Segment Start: Record extracts

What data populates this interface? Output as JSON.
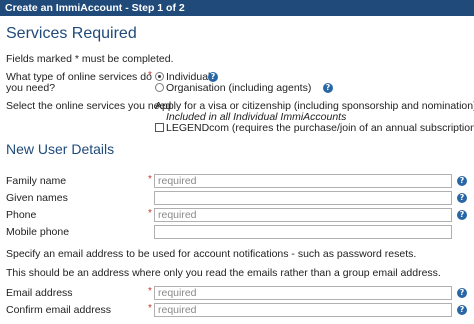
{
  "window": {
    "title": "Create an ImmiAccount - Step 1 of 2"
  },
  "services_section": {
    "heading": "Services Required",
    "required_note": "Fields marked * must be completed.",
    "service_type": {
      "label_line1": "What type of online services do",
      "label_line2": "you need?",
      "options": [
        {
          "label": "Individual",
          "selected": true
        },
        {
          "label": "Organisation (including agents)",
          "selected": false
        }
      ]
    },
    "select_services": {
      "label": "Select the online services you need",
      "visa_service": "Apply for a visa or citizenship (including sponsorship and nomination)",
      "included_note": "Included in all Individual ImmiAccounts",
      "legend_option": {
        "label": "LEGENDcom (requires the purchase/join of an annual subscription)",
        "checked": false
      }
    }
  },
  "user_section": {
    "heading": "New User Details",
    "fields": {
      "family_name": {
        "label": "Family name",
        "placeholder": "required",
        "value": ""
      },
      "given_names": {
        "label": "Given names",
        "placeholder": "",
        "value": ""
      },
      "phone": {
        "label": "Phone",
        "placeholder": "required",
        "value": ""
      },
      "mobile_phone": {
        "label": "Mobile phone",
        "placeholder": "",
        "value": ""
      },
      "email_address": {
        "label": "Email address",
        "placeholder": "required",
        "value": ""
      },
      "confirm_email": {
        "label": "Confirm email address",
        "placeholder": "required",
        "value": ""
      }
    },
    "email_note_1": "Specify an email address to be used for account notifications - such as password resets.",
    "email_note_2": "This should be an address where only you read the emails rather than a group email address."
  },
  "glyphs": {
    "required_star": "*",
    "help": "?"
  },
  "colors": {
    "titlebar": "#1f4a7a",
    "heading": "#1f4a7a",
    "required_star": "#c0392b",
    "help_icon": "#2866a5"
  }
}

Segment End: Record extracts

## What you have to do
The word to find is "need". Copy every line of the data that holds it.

## Final answer
      "label_line2": "you need?",
      "label": "Select the online services you need",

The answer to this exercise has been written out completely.